19

4/5x24

9/10"

5-6-60

9/10x17

2/5"

-

Ink Drawing

18

7/10x249/10"

Ink Drawing

18

7/10x24

9/10"

-

Ink Drawing

20I/.0X2,

9/,0"

6-6-60

Wash

203/10x25

9/io»

-

Wash

20 j/io> 25 9/10"

Wash

20X2,

9/.0"

Wash

203/10x2,

9/,o"

Wash

20 1/10X2, 9/1°"

Wash

203/^0x25

9/'°"

Wash

2O1/.0X25

9/10"

-

20x25

9/.0"

7-6-60

9/lOXlO

1/10"

8-6-60

Wash Ink Drawing

lnkDrawingandWash

WOMAN

5-6-60

Wash

2,

:•

203/10"

203/10x25 20

9/10x14

9/io" 3/5"

-

.0-6-60

-


WOMEN

-

PICADOR AND

-

PROFILE OF SPANISH LADY

-

PICADOR AND

Wash

20 4/5 x

4 3/i"

Wash

20 4/5 X

4 3/5"

-

WOMEN PICADOR AND WOMEN

-

SKETCH SHEET

-

VILLAGE SCENE

Wash

-

PICADOR AND FIGURES

II

-

PICADOR AND FIGURES

Wash

,
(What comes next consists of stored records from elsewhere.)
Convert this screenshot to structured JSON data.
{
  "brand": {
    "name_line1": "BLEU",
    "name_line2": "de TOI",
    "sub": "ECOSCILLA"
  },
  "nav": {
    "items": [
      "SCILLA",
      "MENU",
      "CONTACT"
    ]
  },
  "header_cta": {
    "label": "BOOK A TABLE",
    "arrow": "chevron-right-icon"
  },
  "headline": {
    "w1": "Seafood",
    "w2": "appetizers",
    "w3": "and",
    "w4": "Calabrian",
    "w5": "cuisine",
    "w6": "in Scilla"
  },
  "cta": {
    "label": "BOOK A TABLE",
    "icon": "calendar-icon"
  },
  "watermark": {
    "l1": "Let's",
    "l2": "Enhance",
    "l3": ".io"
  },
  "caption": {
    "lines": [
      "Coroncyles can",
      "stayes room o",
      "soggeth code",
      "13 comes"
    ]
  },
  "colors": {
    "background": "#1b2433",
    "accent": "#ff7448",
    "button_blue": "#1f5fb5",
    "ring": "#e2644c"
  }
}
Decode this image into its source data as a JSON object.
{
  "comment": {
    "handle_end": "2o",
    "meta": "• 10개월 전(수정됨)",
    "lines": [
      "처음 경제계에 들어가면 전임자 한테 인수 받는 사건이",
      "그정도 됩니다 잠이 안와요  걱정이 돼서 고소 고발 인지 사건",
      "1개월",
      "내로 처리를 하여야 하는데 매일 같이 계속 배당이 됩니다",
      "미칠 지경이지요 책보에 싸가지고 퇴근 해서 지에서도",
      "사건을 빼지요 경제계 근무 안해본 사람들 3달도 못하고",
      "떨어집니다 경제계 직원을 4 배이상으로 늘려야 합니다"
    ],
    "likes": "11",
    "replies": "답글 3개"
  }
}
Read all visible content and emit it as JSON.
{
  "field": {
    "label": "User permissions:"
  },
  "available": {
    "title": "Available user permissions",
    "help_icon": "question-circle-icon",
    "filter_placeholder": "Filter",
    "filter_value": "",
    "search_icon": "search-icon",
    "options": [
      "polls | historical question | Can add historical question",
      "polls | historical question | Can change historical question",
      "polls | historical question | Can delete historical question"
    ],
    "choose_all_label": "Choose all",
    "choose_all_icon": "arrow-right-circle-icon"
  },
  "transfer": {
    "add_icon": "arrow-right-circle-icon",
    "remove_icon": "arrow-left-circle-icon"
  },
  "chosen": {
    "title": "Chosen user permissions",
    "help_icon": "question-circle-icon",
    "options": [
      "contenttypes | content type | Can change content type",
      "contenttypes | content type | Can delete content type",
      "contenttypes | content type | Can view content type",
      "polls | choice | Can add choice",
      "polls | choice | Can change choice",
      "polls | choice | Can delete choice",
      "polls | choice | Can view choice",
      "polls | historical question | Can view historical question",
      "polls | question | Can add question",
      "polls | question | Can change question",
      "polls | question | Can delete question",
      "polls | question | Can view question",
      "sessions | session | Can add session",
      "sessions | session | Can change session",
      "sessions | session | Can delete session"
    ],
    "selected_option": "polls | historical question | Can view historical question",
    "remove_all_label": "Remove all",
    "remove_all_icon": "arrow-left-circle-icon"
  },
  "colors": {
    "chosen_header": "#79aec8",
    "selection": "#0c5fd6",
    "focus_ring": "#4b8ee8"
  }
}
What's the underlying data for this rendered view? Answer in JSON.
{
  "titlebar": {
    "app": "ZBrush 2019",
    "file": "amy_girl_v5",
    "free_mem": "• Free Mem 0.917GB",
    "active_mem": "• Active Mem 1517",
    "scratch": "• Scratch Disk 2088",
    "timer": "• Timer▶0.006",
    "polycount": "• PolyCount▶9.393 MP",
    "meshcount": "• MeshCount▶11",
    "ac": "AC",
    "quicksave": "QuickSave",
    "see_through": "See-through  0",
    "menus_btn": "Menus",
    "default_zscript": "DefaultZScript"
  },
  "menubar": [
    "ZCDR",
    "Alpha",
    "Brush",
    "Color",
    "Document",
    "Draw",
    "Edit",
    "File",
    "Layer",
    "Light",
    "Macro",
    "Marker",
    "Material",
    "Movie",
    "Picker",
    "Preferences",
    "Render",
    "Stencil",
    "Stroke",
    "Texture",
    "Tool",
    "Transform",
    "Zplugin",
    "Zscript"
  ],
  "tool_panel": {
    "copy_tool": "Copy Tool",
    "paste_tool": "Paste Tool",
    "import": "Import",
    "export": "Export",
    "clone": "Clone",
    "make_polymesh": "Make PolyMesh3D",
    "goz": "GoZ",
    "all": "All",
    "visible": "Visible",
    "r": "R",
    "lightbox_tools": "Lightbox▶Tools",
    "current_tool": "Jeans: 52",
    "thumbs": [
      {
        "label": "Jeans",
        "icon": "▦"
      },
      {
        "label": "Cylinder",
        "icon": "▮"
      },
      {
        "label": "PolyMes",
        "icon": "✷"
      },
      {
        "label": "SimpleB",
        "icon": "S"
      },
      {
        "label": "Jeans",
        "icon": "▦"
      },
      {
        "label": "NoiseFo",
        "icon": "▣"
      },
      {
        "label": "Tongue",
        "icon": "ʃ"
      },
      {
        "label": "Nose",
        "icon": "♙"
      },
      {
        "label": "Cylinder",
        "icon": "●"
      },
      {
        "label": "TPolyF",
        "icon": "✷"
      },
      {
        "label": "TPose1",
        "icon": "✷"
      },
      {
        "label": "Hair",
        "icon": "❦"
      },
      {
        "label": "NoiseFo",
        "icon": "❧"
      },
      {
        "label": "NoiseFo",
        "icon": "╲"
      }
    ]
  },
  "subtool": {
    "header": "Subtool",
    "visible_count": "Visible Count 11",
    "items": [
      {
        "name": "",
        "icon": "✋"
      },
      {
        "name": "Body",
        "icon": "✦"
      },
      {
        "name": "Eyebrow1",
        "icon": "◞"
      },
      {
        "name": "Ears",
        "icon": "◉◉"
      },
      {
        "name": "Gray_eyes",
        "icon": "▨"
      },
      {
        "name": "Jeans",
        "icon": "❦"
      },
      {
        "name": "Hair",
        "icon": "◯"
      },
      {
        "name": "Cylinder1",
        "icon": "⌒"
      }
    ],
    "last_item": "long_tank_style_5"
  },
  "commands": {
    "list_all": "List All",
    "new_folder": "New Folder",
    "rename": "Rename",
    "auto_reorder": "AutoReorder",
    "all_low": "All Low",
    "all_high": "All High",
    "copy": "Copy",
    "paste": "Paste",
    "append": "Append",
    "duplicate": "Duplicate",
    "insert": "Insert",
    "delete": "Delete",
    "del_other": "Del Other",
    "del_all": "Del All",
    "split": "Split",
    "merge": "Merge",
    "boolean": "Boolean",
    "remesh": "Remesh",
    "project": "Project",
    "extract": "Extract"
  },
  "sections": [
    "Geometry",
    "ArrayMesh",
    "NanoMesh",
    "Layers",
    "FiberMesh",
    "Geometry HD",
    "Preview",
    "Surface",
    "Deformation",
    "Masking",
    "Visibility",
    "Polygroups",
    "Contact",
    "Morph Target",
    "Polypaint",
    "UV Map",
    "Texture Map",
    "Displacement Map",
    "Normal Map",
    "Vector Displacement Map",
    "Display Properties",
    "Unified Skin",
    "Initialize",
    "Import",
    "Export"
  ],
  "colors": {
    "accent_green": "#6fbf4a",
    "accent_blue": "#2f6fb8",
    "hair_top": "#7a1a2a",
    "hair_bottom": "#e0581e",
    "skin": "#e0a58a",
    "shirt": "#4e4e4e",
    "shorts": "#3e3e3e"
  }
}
97 /,ox

zj 4/5"

-

PICADOR AND

WOMEN PICADOR AND WOMEN PICADOR AND WOMEN

Wash

I

7 J/I0>

»

Wash

169/IOX

Wash

.6 9/.

-

-

(verso of no. 81) ...

WOMEN

.

Wash and

Pencil

H

x

2/5"

Wash and

Pencil

4 7/.OX

z/j"

Wash and Ink

ash

-

PICADOR AND DANCING

-

DANCING WOMAN AND LADY

Wash

-

PICADOR AND FIGURES

Wash

-

PICADOR AND DANCING

-

SKETCH SHEET

-

PICADOR AND FIGURES

-

SKETCH SHEET

-

GIRL

-

SKETCH SHEET

-

-

-

-

WOMAN

.

.

(verso of no. 96) ...

MONK AND OLD WOMAN PICADOR AND WOMEN OLD WOMAN AND GIRL PICADOR AND TWO WOMEN

-

FOUR HEADS

-

NUDE FIGURES

4 7/IOX 22 2/5

Wash

Wash and Ink

20

1/5

3/5

2, 9/10

Wash and Ink

X

Wash

.

16-6-60

I7-6-60

7 7 7

./5"

3/5 >

'/!"

3/'°

171/10

7 i/io> '3 4/i"

19

-

,7/20-6-60

13 4/5

3

-

7/10

13 4/5 K

Wash and Ink

25 9 /.o

1-6-60

3

>} 4/5

Wash and Ink

»

1

20 X 25 ,/io

Wash

Wash

2. 4/5"

20 J/IOX 2, j/.o

17 1/5

Wash and Ink

4/5"

20 X 2, g/.o .9 9/10

Wash and Ink

Wash and Ink

...

ox

-

2/,"

,0 I/IO'

20 X 25 9/.0

Wash

.

X

19 9/10 X 25 7 /,o

Wash

AND OLD WOMAN

3/5

10-6-60

9/10X

*3 4/i"

20-6-60

22/23-6-60

20 3/.0X 25 9/10

24-6-60

29 1/2"

26-6-60

2,

J/,

153


THE PRINTING OF THIS BOOK WAS COMPLETED IN SEPTEMBER 1961 BY DRAEGER FRERES. THE FOUR ORIGINAL LITHOGRAPHS,

ONE OF WHICH IS IN TWENTY-FOUR COLORS, WERE PRINTED BY MOURLOT FRERES.

PRINTED

IN

FRANCE


LAD 3

IZhS 0M2QQ 2T0b

PSSY5

«» P>



Picasso: Toreros